§ **DATA RECORDS**:
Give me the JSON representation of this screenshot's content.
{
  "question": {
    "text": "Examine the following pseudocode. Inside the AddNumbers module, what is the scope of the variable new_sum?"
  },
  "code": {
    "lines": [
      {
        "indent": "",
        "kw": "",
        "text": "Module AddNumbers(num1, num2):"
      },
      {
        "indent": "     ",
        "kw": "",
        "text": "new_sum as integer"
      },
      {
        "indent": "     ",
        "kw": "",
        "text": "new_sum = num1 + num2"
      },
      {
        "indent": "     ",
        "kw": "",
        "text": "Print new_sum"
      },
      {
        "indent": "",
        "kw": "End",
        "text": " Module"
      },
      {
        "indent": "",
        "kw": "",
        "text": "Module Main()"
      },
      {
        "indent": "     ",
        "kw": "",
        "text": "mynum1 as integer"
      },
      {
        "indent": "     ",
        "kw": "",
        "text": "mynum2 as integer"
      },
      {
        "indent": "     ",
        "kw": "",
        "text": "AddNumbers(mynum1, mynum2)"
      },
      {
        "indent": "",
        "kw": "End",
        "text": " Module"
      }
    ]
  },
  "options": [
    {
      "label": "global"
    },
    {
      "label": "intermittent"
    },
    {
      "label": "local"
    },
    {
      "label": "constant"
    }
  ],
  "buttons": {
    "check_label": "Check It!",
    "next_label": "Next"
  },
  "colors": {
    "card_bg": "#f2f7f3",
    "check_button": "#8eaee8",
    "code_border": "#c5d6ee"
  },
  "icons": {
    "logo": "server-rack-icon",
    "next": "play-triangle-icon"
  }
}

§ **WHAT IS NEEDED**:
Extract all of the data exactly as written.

§ **ANSWER**:
Give me the JSON representation of this screenshot's content.
{
  "question": {
    "text": "Examine the following pseudocode. Inside the AddNumbers module, what is the scope of the variable new_sum?"
  },
  "code": {
    "lines": [
      {
        "indent": "",
        "kw": "",
        "text": "Module AddNumbers(num1, num2):"
      },
      {
        "indent": "     ",
        "kw": "",
        "text": "new_sum as integer"
      },
      {
        "indent": "     ",
        "kw": "",
        "text": "new_sum = num1 + num2"
      },
      {
        "indent": "     ",
        "kw": "",
        "text": "Print new_sum"
      },
      {
        "indent": "",
        "kw": "End",
        "text": " Module"
      },
      {
        "indent": "",
        "kw": "",
        "text": "Module Main()"
      },
      {
        "indent": "     ",
        "kw": "",
        "text": "mynum1 as integer"
      },
      {
        "indent": "     ",
        "kw": "",
        "text": "mynum2 as integer"
      },
      {
        "indent": "     ",
        "kw": "",
        "text": "AddNumbers(mynum1, mynum2)"
      },
      {
        "indent": "",
        "kw": "End",
        "text": " Module"
      }
    ]
  },
  "options": [
    {
      "label": "global"
    },
    {
      "label": "intermittent"
    },
    {
      "label": "local"
    },
    {
      "label": "constant"
    }
  ],
  "buttons": {
    "check_label": "Check It!",
    "next_label": "Next"
  },
  "colors": {
    "card_bg": "#f2f7f3",
    "check_button": "#8eaee8",
    "code_border": "#c5d6ee"
  },
  "icons": {
    "logo": "server-rack-icon",
    "next": "play-triangle-icon"
  }
}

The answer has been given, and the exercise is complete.